There’s no one recommended amount of water for everyone but if you’ve collapsed on the floor that’s a good sign you should have a swig. If you want to handle the issue before you get to that level then you should drink before you start skating and whenever you feel thirsty. Don’t force yourself to drink more than you need as this won’t help, either. Another good sign you should drink more is if you haven’t pissed in many hours or you’re pissing anything in the colour range from dark yellow to black, and actually if you’re pissing black, well, I don’t know what to say… Go to a doctor; your problems are bigger than dehydration. Skating in a hot climate or having a super intense session will also make you sweat more and in these cases you’re going to need to drink more. A lot of people go for sodas over water but what they found with these kinds of drinks was that the gas gets in the way of people drinking enough to actually stay hydrated as they’ll often just have little sips every now and then. For this reason I’d recommend increasing the size of your can to a 3-liter bottle per session and just force yourself to drink it. Just kidding, don’t do that—the insane amounts of sugar in sodas won’t help you.

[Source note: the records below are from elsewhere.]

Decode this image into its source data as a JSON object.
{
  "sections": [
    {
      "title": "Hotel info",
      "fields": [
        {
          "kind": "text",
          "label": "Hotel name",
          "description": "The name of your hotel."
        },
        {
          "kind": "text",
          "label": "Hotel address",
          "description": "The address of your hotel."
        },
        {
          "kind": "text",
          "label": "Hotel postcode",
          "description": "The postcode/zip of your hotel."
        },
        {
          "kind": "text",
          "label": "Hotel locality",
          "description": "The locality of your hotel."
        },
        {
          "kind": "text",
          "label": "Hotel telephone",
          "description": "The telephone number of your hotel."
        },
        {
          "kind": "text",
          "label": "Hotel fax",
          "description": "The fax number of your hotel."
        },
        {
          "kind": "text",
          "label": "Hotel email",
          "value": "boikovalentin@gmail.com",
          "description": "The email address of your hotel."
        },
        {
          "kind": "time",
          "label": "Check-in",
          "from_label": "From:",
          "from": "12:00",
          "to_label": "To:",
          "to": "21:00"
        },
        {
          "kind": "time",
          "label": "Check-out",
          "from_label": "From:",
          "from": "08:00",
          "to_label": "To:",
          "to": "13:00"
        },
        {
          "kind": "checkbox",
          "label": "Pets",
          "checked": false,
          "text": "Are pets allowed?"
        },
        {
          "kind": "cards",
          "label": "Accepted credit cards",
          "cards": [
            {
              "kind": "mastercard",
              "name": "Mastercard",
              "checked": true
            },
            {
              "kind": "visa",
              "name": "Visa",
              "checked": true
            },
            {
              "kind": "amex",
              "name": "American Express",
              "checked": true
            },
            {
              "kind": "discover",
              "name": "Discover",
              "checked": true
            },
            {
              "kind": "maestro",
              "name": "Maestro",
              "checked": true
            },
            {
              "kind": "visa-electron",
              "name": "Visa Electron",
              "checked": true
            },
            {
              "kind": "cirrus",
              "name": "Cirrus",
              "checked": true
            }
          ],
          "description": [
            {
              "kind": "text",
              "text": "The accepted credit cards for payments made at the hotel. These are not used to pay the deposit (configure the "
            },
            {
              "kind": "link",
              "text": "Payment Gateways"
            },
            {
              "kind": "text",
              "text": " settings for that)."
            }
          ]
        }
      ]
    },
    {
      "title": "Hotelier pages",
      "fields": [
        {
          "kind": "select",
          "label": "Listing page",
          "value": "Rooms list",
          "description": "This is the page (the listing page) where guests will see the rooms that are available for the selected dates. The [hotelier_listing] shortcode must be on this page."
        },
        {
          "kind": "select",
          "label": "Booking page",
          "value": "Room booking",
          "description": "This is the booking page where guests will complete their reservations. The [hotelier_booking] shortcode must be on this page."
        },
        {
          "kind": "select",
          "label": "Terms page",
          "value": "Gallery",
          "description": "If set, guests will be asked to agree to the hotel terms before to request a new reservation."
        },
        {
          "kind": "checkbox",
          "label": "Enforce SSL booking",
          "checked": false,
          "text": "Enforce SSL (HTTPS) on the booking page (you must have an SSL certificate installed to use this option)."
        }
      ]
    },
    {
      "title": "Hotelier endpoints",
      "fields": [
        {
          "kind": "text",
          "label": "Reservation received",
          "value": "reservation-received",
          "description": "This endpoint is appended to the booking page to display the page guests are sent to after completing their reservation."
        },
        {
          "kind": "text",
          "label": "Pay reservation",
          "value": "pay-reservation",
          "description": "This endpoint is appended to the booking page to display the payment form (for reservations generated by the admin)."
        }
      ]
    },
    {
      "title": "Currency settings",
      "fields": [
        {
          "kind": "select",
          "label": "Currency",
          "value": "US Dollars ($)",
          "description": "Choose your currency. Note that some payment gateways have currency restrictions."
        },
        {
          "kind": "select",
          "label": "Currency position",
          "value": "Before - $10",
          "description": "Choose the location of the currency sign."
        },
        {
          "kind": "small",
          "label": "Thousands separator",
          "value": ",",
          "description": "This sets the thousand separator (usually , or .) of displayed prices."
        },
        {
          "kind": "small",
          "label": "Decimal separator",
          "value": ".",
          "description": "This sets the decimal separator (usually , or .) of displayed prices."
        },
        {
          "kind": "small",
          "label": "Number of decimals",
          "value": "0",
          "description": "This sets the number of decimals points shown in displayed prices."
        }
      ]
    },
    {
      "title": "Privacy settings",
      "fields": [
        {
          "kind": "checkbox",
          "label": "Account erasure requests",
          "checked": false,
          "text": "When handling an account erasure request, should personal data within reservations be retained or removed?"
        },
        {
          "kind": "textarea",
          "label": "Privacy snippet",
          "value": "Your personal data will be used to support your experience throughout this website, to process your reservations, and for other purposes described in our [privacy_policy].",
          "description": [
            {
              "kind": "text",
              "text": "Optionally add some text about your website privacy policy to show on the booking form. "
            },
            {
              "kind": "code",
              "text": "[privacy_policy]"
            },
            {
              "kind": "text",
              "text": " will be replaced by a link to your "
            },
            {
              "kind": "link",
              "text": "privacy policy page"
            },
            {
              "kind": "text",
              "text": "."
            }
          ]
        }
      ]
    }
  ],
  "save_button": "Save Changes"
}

Taking mini breaks during a session is also a good way to keep yourself energized; if you’re feeling fatigued or out of breathe then have a little break, drink some water, have a quick snack on something mentioned above or sit down and get your mate to towel off your sweat.
That’s it for this week. Next week, we’ll be focusing on the best things you can do to recover once you’ve finished skating and to minimize the post-session body pain. In the meantime, head over to www.thedailypush.com for other ways to improve your skating and how you feel on your board, or check out last week’s article on the best ways to warm up here: http://theberrics.com/the-daily-push-warming-up.